■ Assigned task:
Return the records below exactly; pictures stay out.

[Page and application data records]
________________

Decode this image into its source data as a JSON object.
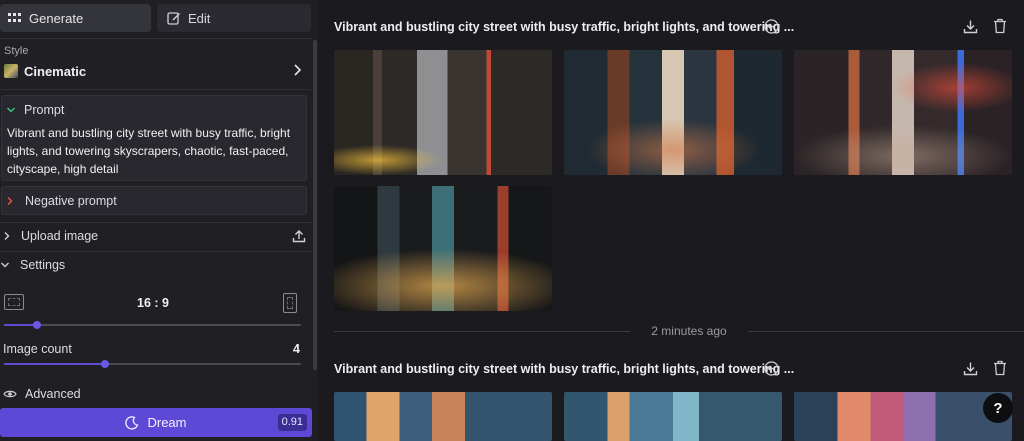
{
  "sidebar": {
    "tabs": {
      "generate": "Generate",
      "edit": "Edit"
    },
    "style": {
      "label": "Style",
      "value": "Cinematic"
    },
    "prompt": {
      "label": "Prompt",
      "text": "Vibrant and bustling city street with busy traffic, bright lights, and towering skyscrapers, chaotic, fast-paced, cityscape, high detail"
    },
    "negative_prompt": {
      "label": "Negative prompt"
    },
    "upload_image": {
      "label": "Upload image"
    },
    "settings": {
      "label": "Settings",
      "aspect_ratio": "16 : 9",
      "aspect_slider_fraction": 0.11,
      "image_count_label": "Image count",
      "image_count": "4",
      "image_count_fraction": 0.34
    },
    "advanced": {
      "label": "Advanced"
    },
    "dream": {
      "label": "Dream",
      "cost": "0.91"
    }
  },
  "gallery": {
    "sets": [
      {
        "title": "Vibrant and bustling city street with busy traffic, bright lights, and towering ..."
      },
      {
        "title": "Vibrant and bustling city street with busy traffic, bright lights, and towering ..."
      }
    ],
    "separator": "2 minutes ago"
  },
  "help": {
    "label": "?"
  },
  "colors": {
    "accent": "#5d49d6",
    "background": "#1b1b1f",
    "panel": "#1f1f24"
  }
}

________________

■ Output below:
Decode this image into its source data as a JSON object.
{
  "sidebar": {
    "tabs": {
      "generate": "Generate",
      "edit": "Edit"
    },
    "style": {
      "label": "Style",
      "value": "Cinematic"
    },
    "prompt": {
      "label": "Prompt",
      "text": "Vibrant and bustling city street with busy traffic, bright lights, and towering skyscrapers, chaotic, fast-paced, cityscape, high detail"
    },
    "negative_prompt": {
      "label": "Negative prompt"
    },
    "upload_image": {
      "label": "Upload image"
    },
    "settings": {
      "label": "Settings",
      "aspect_ratio": "16 : 9",
      "aspect_slider_fraction": 0.11,
      "image_count_label": "Image count",
      "image_count": "4",
      "image_count_fraction": 0.34
    },
    "advanced": {
      "label": "Advanced"
    },
    "dream": {
      "label": "Dream",
      "cost": "0.91"
    }
  },
  "gallery": {
    "sets": [
      {
        "title": "Vibrant and bustling city street with busy traffic, bright lights, and towering ..."
      },
      {
        "title": "Vibrant and bustling city street with busy traffic, bright lights, and towering ..."
      }
    ],
    "separator": "2 minutes ago"
  },
  "help": {
    "label": "?"
  },
  "colors": {
    "accent": "#5d49d6",
    "background": "#1b1b1f",
    "panel": "#1f1f24"
  }
}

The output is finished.